We have studied hapten-binding cells from the spleens of normal and tolerant adult mice in terms of their ability to enlarge, proliferate, and differentiate into antibody-secreting cells. Tolerant B cells showed clear defects in intermediate activation events in addition to a deficit in antibody-secreting cells. In these studies, isolated B cells were stimulated by T cell independent Ag with lymphokines, or with mitogens, in the absence of filler cells. The number of antibody-secreting cells generated from the tolerant population was consistently reduced by 70 to 80% of the control response to the specific Ag, fluoresceinated Brucella abortus (FL-BrA) ± lymphokines. We found that similar numbers of normal and tolerant cells enlarged (entered cell cycle) when stimulated by FL-BrA, LPS, IL-4, or α-Ig coupled to dextran (α-Ig-dex). Ia induction stimulated by IL-4, LPS, FL-BrA, or α-Ig-dex was the same in normal and tolerant cells. However, DNA synthesis stimulated by FL-BrA, FL-BrA + IL-5, or suboptimal concentrations of LPS was reduced by 70% in the tolerant cell population. Proliferation in response to 50 μg/ml LPS or to low doses of α-Ig-dex was similar in normal and tolerant B cells. These data suggest that the primary defect in adult B cell tolerance is the ability to proliferate in response to Ag.

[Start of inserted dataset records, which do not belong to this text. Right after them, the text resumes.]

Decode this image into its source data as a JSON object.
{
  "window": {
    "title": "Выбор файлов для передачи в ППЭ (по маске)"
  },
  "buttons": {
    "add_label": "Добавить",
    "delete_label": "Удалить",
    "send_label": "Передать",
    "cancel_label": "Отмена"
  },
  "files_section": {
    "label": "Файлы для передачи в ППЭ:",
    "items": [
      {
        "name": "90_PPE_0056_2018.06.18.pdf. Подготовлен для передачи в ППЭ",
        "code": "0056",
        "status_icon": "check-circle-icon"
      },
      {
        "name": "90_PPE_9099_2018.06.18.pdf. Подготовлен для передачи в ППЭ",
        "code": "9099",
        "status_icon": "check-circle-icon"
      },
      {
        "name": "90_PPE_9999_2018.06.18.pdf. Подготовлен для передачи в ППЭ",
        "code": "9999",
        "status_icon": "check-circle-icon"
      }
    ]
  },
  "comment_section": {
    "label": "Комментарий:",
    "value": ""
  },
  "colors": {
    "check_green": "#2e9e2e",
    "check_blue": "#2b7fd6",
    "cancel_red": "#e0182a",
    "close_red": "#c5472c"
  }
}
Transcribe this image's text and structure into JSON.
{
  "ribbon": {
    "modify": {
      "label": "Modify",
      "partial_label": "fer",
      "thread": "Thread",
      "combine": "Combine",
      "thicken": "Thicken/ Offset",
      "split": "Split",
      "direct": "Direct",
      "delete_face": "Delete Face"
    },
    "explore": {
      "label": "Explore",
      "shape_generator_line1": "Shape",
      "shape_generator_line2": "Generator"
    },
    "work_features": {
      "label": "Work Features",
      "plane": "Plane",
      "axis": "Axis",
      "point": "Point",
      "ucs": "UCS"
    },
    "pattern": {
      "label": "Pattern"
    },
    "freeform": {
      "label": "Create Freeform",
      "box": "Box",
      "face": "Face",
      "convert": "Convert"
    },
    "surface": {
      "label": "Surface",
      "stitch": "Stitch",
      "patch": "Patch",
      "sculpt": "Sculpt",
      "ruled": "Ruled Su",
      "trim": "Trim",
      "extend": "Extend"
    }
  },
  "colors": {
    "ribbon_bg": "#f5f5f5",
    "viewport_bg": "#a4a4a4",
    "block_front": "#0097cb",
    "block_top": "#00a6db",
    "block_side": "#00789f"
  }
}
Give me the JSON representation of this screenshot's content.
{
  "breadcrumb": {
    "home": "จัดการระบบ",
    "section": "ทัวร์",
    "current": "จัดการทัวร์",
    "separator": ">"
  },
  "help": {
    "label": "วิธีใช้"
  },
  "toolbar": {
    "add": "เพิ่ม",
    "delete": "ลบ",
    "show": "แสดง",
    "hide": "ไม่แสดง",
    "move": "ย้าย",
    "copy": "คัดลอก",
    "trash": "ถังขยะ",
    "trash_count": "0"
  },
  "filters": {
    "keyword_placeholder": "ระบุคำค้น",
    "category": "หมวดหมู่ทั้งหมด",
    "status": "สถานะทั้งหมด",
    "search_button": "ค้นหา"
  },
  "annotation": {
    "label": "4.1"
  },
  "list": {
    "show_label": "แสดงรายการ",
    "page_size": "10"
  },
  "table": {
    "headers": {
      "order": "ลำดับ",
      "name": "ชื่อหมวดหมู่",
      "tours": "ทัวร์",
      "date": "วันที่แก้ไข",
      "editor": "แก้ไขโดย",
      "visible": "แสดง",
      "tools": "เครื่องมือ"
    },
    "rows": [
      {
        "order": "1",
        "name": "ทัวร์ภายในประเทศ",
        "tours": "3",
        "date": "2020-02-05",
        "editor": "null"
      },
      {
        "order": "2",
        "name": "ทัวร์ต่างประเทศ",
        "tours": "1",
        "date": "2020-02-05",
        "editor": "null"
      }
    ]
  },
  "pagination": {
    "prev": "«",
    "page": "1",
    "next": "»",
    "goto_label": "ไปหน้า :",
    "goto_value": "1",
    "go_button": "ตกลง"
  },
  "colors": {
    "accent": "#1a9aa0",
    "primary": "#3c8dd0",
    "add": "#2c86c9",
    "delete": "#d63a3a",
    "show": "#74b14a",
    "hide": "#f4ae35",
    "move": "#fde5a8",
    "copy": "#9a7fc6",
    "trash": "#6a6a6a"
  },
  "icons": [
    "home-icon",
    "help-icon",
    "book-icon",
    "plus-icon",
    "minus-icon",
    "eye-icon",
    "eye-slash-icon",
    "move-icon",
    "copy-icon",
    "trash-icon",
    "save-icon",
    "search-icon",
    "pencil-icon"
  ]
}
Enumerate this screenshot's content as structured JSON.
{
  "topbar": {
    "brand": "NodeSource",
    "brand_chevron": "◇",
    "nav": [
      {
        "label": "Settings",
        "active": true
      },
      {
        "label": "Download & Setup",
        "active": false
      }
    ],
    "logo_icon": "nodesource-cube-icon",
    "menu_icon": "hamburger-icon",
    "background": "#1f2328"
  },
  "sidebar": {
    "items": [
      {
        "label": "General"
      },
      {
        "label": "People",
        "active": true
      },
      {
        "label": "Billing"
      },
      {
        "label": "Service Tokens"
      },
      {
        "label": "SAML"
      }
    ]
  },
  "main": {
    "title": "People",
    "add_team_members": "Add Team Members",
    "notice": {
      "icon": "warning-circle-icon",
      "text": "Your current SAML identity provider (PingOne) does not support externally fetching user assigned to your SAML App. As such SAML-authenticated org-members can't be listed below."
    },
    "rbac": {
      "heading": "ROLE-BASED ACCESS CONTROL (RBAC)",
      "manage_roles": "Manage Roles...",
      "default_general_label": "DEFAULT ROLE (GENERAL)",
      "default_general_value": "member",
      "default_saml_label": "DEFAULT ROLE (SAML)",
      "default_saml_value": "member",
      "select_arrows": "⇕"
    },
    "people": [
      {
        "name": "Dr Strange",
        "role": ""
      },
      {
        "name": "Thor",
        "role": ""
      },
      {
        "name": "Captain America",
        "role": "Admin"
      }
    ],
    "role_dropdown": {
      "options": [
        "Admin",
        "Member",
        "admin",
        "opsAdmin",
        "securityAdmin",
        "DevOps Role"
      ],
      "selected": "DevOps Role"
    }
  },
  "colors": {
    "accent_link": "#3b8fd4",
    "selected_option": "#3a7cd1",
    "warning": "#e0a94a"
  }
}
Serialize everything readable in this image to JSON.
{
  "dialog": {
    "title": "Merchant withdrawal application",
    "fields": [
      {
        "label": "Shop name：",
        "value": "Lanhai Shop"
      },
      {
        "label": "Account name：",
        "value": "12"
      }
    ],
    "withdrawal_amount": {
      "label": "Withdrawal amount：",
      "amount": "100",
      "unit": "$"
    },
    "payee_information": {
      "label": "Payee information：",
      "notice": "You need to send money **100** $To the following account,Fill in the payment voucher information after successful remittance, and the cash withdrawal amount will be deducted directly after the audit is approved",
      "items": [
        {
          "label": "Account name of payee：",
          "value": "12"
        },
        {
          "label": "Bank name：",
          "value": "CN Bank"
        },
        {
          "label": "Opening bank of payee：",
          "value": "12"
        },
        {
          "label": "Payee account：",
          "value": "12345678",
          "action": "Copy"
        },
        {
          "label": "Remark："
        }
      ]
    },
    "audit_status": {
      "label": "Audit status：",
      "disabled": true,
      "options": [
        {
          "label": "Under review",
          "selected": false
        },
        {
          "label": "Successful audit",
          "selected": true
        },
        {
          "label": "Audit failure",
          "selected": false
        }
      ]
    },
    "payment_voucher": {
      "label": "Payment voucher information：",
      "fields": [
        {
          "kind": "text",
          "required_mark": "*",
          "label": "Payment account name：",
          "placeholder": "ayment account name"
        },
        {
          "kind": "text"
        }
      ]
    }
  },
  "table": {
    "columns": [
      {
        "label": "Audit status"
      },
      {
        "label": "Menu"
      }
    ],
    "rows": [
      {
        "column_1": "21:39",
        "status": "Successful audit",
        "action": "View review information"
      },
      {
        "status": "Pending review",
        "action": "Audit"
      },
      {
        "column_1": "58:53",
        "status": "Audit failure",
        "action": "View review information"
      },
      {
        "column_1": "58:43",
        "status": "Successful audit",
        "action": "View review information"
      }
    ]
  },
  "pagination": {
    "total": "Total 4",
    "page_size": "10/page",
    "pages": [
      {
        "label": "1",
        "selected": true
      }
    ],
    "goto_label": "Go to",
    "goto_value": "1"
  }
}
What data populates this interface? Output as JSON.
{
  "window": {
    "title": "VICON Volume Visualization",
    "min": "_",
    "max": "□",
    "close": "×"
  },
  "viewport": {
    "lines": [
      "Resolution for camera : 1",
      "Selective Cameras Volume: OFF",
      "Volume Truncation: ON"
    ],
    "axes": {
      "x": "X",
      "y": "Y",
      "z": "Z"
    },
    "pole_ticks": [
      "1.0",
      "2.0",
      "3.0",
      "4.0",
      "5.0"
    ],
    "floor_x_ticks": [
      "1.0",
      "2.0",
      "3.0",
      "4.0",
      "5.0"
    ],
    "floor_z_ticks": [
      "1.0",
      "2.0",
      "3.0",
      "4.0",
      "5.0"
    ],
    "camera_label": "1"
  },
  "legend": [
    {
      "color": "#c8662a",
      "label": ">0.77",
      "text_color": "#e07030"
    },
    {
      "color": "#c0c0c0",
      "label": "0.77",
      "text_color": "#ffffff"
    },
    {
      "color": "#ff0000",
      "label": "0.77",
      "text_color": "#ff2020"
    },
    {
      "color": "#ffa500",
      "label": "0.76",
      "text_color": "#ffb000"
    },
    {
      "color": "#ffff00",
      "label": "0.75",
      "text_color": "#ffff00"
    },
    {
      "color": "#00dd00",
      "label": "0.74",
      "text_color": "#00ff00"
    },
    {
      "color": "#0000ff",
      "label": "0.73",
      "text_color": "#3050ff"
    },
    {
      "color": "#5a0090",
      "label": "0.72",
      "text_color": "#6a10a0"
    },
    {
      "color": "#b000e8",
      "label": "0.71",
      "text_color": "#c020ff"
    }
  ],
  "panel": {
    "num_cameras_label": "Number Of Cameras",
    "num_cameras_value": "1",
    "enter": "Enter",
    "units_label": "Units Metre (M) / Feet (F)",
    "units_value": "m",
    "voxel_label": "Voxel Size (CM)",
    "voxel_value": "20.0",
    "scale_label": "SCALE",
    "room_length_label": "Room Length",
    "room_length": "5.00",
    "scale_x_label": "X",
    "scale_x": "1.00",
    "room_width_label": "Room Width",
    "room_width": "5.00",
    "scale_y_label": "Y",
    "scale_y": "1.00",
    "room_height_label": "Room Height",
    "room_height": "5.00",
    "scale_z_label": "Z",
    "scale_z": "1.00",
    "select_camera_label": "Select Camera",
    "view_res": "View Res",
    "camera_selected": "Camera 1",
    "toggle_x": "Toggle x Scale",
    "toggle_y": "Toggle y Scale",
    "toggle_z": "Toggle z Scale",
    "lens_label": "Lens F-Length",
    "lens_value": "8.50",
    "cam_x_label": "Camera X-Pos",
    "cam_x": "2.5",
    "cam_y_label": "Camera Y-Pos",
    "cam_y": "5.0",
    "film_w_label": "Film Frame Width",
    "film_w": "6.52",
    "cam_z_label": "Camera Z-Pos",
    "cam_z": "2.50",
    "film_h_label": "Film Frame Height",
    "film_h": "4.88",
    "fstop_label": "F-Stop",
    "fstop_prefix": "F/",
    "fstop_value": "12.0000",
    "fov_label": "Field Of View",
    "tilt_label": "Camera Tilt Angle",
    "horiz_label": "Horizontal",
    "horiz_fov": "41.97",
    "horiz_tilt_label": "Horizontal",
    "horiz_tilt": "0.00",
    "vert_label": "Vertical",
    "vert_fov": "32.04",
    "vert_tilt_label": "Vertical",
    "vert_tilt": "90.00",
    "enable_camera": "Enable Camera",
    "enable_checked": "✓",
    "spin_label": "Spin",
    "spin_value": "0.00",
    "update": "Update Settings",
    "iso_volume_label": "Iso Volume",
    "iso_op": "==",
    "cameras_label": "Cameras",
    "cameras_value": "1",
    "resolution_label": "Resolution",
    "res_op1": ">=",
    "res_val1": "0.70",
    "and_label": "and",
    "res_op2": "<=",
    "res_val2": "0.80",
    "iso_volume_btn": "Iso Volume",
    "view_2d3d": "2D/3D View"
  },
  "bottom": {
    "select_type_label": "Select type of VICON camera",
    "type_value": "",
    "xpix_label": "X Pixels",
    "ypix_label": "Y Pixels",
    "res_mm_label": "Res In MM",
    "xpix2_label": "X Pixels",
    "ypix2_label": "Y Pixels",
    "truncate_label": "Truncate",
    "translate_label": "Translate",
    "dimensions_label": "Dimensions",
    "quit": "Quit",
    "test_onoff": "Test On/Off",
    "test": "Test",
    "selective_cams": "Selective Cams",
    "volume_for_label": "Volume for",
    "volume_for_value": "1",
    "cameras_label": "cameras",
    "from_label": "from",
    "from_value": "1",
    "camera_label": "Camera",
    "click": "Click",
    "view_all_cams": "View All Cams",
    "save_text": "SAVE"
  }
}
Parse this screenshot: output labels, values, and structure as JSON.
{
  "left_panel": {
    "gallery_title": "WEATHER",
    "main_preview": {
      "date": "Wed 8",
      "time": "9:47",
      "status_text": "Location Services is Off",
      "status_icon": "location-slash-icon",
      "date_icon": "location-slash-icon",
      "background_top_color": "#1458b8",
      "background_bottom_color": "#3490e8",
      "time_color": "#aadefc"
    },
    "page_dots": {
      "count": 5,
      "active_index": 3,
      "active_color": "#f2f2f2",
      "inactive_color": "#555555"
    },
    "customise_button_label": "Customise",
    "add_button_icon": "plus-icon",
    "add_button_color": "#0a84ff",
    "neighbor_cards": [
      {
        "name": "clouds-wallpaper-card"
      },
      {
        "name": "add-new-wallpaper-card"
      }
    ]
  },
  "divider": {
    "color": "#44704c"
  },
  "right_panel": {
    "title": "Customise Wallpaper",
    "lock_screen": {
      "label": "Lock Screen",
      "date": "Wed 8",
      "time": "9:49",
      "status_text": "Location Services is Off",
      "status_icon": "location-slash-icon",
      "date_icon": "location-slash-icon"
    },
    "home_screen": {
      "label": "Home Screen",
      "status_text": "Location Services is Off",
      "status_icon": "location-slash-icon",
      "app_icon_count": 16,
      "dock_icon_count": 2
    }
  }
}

|Number of pages||5|
|Journal||Journal of Immunology|
|State||Published - 1988|